**DATASET CONTENT:**
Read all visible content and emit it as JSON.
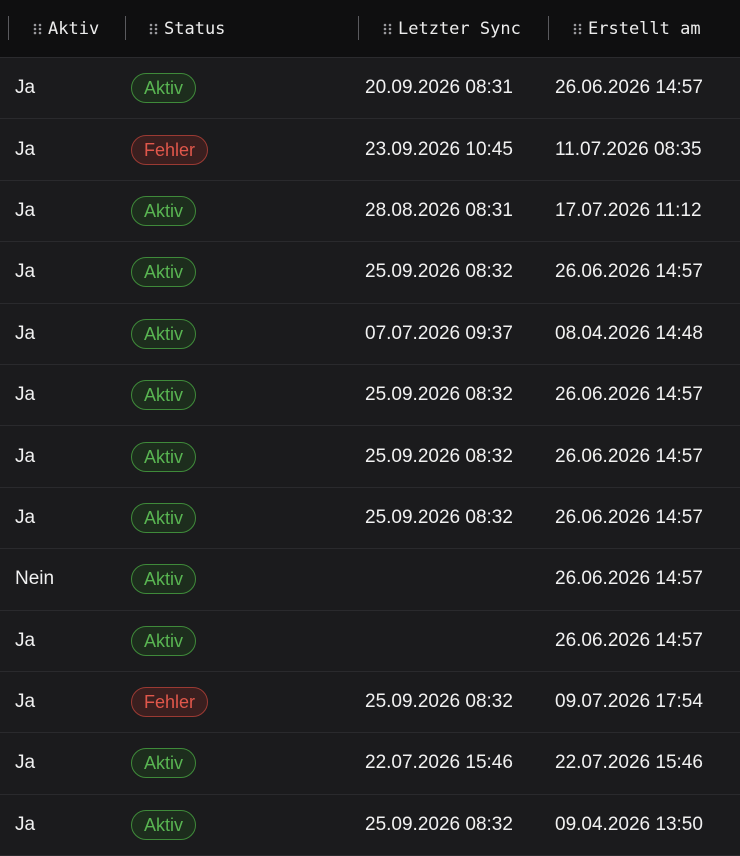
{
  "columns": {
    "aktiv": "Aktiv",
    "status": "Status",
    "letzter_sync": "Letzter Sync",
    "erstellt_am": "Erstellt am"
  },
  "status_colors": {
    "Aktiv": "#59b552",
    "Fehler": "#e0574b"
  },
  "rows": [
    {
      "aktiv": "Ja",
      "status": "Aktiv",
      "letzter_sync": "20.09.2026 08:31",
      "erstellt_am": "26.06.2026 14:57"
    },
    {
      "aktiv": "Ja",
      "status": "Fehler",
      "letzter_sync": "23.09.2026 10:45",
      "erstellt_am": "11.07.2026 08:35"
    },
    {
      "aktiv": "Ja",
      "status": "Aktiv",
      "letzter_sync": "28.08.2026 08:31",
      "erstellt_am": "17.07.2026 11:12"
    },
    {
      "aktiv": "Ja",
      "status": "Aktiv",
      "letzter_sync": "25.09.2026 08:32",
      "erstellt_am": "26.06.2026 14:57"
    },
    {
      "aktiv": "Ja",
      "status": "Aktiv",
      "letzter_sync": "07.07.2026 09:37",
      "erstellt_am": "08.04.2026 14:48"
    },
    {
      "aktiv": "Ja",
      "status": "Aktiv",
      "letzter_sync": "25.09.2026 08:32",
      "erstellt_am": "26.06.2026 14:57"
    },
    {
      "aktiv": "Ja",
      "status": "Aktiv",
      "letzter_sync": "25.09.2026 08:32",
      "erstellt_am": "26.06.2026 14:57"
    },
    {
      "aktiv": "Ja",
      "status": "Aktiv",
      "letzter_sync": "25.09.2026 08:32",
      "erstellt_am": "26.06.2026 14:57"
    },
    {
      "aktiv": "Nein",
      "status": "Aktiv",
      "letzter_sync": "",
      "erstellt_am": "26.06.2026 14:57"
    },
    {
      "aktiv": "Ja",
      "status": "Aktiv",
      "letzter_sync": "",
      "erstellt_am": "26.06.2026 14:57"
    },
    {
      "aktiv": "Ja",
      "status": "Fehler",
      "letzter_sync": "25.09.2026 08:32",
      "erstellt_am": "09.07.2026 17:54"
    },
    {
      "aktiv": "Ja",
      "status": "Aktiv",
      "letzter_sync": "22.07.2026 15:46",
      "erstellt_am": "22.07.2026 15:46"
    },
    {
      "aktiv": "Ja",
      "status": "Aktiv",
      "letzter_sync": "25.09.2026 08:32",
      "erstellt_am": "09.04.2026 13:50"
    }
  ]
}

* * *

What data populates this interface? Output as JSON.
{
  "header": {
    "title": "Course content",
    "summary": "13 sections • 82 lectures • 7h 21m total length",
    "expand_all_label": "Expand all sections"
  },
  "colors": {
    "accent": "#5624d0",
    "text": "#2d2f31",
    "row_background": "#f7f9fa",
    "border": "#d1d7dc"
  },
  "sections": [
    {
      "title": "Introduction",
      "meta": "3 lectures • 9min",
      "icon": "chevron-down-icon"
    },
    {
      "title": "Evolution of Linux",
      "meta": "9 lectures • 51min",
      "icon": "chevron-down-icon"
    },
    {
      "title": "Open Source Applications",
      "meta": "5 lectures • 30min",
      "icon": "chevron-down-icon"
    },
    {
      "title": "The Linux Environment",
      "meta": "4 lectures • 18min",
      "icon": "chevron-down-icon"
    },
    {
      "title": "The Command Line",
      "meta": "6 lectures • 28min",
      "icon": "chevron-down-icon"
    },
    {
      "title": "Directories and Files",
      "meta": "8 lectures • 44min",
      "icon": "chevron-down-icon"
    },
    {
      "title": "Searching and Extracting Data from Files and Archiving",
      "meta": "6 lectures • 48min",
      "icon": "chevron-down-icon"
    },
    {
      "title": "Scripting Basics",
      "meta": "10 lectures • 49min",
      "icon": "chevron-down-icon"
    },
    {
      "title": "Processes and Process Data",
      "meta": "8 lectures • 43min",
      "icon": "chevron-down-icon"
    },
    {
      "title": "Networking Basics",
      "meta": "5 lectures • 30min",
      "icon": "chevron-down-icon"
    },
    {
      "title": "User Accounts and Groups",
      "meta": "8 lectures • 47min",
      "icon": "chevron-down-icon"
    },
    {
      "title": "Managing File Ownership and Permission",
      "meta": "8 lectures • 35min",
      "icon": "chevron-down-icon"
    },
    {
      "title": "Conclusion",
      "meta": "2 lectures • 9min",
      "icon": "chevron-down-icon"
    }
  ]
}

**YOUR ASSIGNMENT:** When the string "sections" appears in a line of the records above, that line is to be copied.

**WRITTEN RESPONSE:**
    "summary": "13 sections • 82 lectures • 7h 21m total length",
    "expand_all_label": "Expand all sections"
  "sections": [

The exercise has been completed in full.